A Masterpiece of Sorrow: Edward Hirsch’s Elegy for His Son

Poet Edward Hirsch has written an elegaic poem in honor of his late son Gabriel, to be published in September of 2014.

According to The New Yorker‘s article, “Finding the Words” by Alec Wilkinson, Edward HirschHirsch “began it as a means of writing down everything he could remember of Gabriel, who died, at twenty-two, on August 27, 2011.”

The poet and his work bear similarities to Dante and his poetry: “Hirsch sometimes describes himself as a personal poet, by which he means that nearly everyone important to him has appeared in one of his poems.”

Hirsch’s latest work in memory of his son seems particularly Dantesque.

“After eight months, Hirsch had finished a narrative poem that is seventy-five pages long. It is called ‘Gabriel,’ and it will be published in September as a book by Knopf. The poet Eavan Boland described ‘Gabriel’ to me as ‘a masterpiece of sorrow.’ Hirsch’s writing characteristically involves ‘material that is psychically dangerous,’ the poet and critic Richard Howard told me. ‘His detractors would say that he feels he is someone who must reveal the truth, as opposed to being ironic, and he’s contending here with these forces.’ Hirsch felt that for the poem to succeed it could not include any traces of sentimentality, otherwise he would be an unreliable witness. [. . .]

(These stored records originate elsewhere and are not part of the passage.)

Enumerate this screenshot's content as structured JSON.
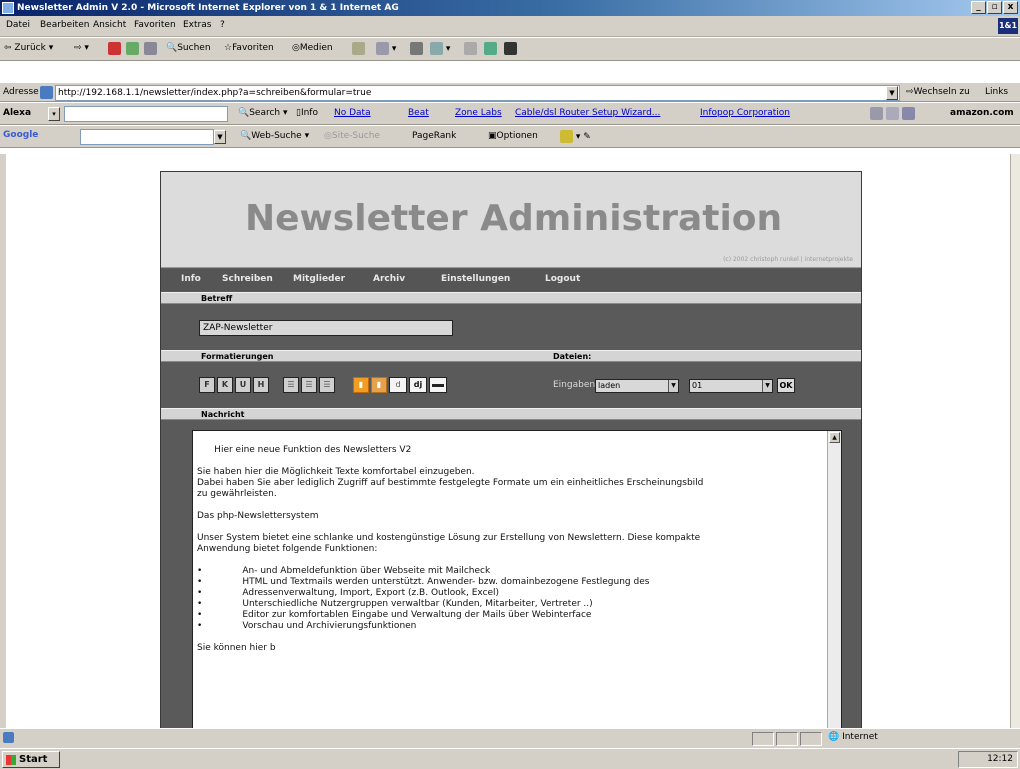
{
  "window": {
    "title": "Newsletter Admin V 2.0 - Microsoft Internet Explorer von 1 & 1 Internet AG",
    "controls": [
      "_",
      "▫",
      "x"
    ]
  },
  "menu": [
    "Datei",
    "Bearbeiten",
    "Ansicht",
    "Favoriten",
    "Extras",
    "?"
  ],
  "toolbar": {
    "back": "Zurück",
    "search": "Suchen",
    "favorites": "Favoriten",
    "media": "Medien"
  },
  "address": {
    "label": "Adresse",
    "url": "http://192.168.1.1/newsletter/index.php?a=schreiben&formular=true",
    "go": "Wechseln zu",
    "links": "Links"
  },
  "alexa": {
    "label": "Alexa",
    "search": "Search",
    "info": "Info",
    "no_data": "No Data",
    "links": [
      "Beat",
      "Zone Labs",
      "Cable/dsl Router Setup Wizard...",
      "Infopop Corporation"
    ],
    "amazon": "amazon.com"
  },
  "google": {
    "label": "Google",
    "web_search": "Web-Suche",
    "site_search": "Site-Suche",
    "pagerank": "PageRank",
    "options": "Optionen"
  },
  "app": {
    "title": "Newsletter Administration",
    "copyright": "(c) 2002 christoph runkel | internetprojekte",
    "nav": [
      "Info",
      "Schreiben",
      "Mitglieder",
      "Archiv",
      "Einstellungen",
      "Logout"
    ],
    "subject_label": "Betreff",
    "subject_value": "ZAP-Newsletter",
    "formatting_label": "Formatierungen",
    "files_label": "Dateien:",
    "format_buttons": [
      "F",
      "K",
      "U",
      "H"
    ],
    "insert_label": "Eingaben",
    "insert_action": "laden",
    "insert_number": "01",
    "ok": "OK",
    "message_label": "Nachricht",
    "message_text": "Hier eine neue Funktion des Newsletters V2\n\nSie haben hier die Möglichkeit Texte komfortabel einzugeben.\nDabei haben Sie aber lediglich Zugriff auf bestimmte festgelegte Formate um ein einheitliches Erscheinungsbild\nzu gewährleisten.\n\nDas php-Newslettersystem\n\nUnser System bietet eine schlanke und kostengünstige Lösung zur Erstellung von Newslettern. Diese kompakte\nAnwendung bietet folgende Funktionen:\n\n•              An- und Abmeldefunktion über Webseite mit Mailcheck\n•              HTML und Textmails werden unterstützt. Anwender- bzw. domainbezogene Festlegung des\n•              Adressenverwaltung, Import, Export (z.B. Outlook, Excel)\n•              Unterschiedliche Nutzergruppen verwaltbar (Kunden, Mitarbeiter, Vertreter ..)\n•              Editor zur komfortablen Eingabe und Verwaltung der Mails über Webinterface\n•              Vorschau und Archivierungsfunktionen\n\nSie können hier b"
  },
  "status": {
    "zone": "Internet"
  },
  "taskbar": {
    "start": "Start",
    "clock": "12:12"
  }
}
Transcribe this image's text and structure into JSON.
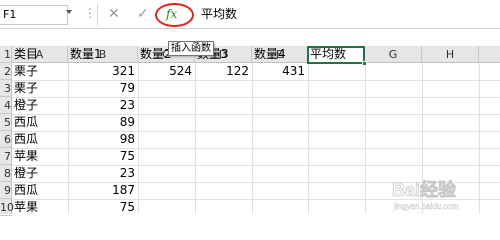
{
  "formula_bar": {
    "name_box": "F1",
    "formula": "平均数",
    "fx_label": "fx",
    "tooltip": "插入函数",
    "cancel_symbol": "✕",
    "enter_symbol": "✓",
    "dots": "⋮"
  },
  "columns": [
    "A",
    "B",
    "C",
    "D",
    "E",
    "F",
    "G",
    "H"
  ],
  "rows": [
    "1",
    "2",
    "3",
    "4",
    "5",
    "6",
    "7",
    "8",
    "9",
    "10"
  ],
  "cells": {
    "A1": "类目",
    "B1": "数量1",
    "C1": "数量2",
    "D1": "数量3",
    "E1": "数量4",
    "F1": "平均数",
    "A2": "栗子",
    "B2": "321",
    "C2": "524",
    "D2": "122",
    "E2": "431",
    "A3": "栗子",
    "B3": "79",
    "A4": "橙子",
    "B4": "23",
    "A5": "西瓜",
    "B5": "89",
    "A6": "西瓜",
    "B6": "98",
    "A7": "苹果",
    "B7": "75",
    "A8": "橙子",
    "B8": "23",
    "A9": "西瓜",
    "B9": "187",
    "A10": "苹果",
    "B10": "75"
  },
  "watermark": "Bai经验 jingyan.baidu.com",
  "colors": {
    "accent": "#217346",
    "highlight_ring": "#e0221b",
    "fx_green": "#2e7d32"
  }
}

“Writing ‘Gabriel’ required Hirsch, for the first time, to sort through a huge body of material for which he had to find a shape and a form. He found an organizing principle in the model of three-line stanzas. He liked that each stanza had a beginning, a middle, and an end. Usually, the three-line stanza is ‘a dialect of the underworld,’ Eavan Boland pointed out to me. ‘A signal that the poem is about grief.’ This is mainly because it invokes terza rima, the three-line rhyming scheme of The Divine Comedy. Dante’s lines rhyme aba, bcb, cdc, and so on, but Hirsch’s lines are unrhymed. Hirsch’s stanzas are also unpunctuated, which allows them to move adroitly and to bear what the poet C. K. Williams described to me as ‘both trivial things and grandly non-trivial things’—Gabriel’s antics, his humor and presence, but also the weight of Hirsch’s own desolate feelings. Charles Simic told me that the stanzas’ pace and fluidity reminded him of ‘the way memories pour out of us.'” [. . .]    —The New Yorker